Patients with serum B12 levels between 150 and 400 ng/L are considered borderline and should be evaluated further by functional tests for vitamin B12 deficiency. The plasma homocysteine level is a good screening test. A normal level effectively excludes vitamin B12 and folate deficiency in an asymptomatic patient. However, the test is not specific and many situations can cause an increased level. In contrast, an increased serum MMA level is more specific for cellular-level B12 deficiency and is not increased by folate deficiency.
HoloTranscobalamin (Active - B12)
Holotranscobalamin represents only 10-30% of the Vitamin B12 circulating in the blood but is the ONLY form of Vitamin B12 that is taken up and used by cells of the body, hence it’s other name… ACTIVE-B12. The transcobalamin-vitamin B12 complex is called holotranscobalamin (HoloTC). HoloTC contains the biologically available cobalamin as only HoloTC promotes the uptake of cobalamin by all cells via specific receptors. In comparison, approximately 80% of the cobalamin carried by HC is considered metabolically inert because no cellular receptors exist, with the exception of receptors found in the liver. The shorter circulating half-life of HoloTC compared to holohaptocorrin (HoloHC) makes a decrease of HoloTC one of the earliest markers of cobalamin deficiency.

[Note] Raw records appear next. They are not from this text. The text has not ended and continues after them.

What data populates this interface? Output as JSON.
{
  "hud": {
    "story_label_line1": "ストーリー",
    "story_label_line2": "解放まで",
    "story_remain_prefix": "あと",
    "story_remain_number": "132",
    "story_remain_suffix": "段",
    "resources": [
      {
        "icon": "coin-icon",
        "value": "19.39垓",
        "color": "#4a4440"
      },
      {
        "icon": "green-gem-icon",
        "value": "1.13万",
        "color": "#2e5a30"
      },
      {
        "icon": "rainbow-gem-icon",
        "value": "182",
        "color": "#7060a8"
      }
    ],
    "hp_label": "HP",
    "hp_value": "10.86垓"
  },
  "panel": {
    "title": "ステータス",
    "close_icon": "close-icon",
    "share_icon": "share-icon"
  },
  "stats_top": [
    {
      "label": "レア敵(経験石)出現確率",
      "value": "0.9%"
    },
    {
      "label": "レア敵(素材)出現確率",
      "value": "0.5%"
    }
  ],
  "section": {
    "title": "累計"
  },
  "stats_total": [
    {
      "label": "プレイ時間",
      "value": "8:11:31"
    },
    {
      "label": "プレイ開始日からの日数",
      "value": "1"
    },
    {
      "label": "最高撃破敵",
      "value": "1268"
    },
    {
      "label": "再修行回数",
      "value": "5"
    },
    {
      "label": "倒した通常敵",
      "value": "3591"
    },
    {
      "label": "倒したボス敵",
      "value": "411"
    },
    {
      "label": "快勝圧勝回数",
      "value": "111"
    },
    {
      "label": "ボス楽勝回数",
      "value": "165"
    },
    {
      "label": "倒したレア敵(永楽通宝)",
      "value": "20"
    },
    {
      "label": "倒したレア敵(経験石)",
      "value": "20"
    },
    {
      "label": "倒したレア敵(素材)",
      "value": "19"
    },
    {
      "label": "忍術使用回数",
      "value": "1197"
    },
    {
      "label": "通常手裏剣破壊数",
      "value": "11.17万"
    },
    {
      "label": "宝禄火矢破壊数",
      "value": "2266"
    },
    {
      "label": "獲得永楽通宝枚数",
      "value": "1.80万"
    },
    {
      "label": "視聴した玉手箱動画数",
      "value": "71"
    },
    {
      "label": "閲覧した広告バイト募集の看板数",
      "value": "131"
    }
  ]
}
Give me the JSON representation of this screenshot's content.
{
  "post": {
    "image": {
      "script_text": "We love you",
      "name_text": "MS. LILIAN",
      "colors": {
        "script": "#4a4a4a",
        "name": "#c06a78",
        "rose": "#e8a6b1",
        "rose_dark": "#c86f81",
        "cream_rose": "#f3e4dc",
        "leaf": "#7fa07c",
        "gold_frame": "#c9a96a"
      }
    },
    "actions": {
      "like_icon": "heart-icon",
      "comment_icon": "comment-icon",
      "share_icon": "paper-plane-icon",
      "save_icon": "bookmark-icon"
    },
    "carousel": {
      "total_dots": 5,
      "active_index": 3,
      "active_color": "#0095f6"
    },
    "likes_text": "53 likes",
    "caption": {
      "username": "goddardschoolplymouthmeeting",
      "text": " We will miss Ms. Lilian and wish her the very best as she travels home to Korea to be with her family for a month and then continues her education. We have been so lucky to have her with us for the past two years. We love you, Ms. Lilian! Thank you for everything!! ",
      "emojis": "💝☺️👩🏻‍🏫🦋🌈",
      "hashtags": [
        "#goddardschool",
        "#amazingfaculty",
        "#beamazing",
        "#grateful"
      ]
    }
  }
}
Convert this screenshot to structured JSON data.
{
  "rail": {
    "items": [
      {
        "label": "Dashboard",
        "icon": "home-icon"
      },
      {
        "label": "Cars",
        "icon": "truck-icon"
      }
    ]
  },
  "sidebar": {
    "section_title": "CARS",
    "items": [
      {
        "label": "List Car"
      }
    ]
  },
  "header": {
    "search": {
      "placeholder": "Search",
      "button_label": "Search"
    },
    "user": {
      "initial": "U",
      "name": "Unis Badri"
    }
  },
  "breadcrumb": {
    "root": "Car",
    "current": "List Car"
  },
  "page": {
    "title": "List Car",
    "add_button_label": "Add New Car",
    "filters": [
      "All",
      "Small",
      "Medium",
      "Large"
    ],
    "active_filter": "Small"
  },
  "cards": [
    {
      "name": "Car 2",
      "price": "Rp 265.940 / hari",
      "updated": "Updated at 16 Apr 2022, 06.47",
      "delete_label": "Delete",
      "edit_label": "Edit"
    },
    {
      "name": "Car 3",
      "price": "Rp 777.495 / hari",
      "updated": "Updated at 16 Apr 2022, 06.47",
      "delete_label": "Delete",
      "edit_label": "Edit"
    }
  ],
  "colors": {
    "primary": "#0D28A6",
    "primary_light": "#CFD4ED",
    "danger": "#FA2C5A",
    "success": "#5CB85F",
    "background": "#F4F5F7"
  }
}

A homocysteine blood test is done to: Help identify vitamin B12 deficiency or folic acid deficiency. To help determine if you are folate-deficient or vitamin B12-deficient; to determine if you are at increased risk of heart attack or stroke; to help diagnose a rare inherited disorder called homocystinuria
Methylmalonic acid (MMA Test)
The methylmalonic acid (MMA) test may be used to help diagnose an early or mild vitamin B12 deficiency. It may be ordered by itself or along with a homocysteine test as a follow-up to a vitamin B12 test result that is in the lower end of the normal range. MMA is a substance produced in very small amounts in the body.
Unsaturated B12 Binding Capacity
Vitamin B12 Binding Capacity, Unsaturated (Transcobalamin), binds and transports vitamin B12 in the circulation. Increased concentrations are associated with patients with myeloproliferative disorders. Decreased concentrations are seen in individuals with megaloblastic anemia or Transcobalamin deficiency.
Presenting a wide scope of problems caused by B12 deficiency, this comprehensive guide provides up-to-date medical information about symptoms, testing, diagnosis, and treatment. Could it Be b12?, written for both the patient and the interested layperson, outlines how physicians frequently misdiagnose B12 deficiency as Alzheimer's disease, multiple sclerosis, heart disease, neurodevelopmental disorder, Parkinson's disease, depression, or other mental illnesses. Now in the second edition, this resource has been thoroughly updated with the latest research, diagnostic tests, treatment options, case studies, and testimonials.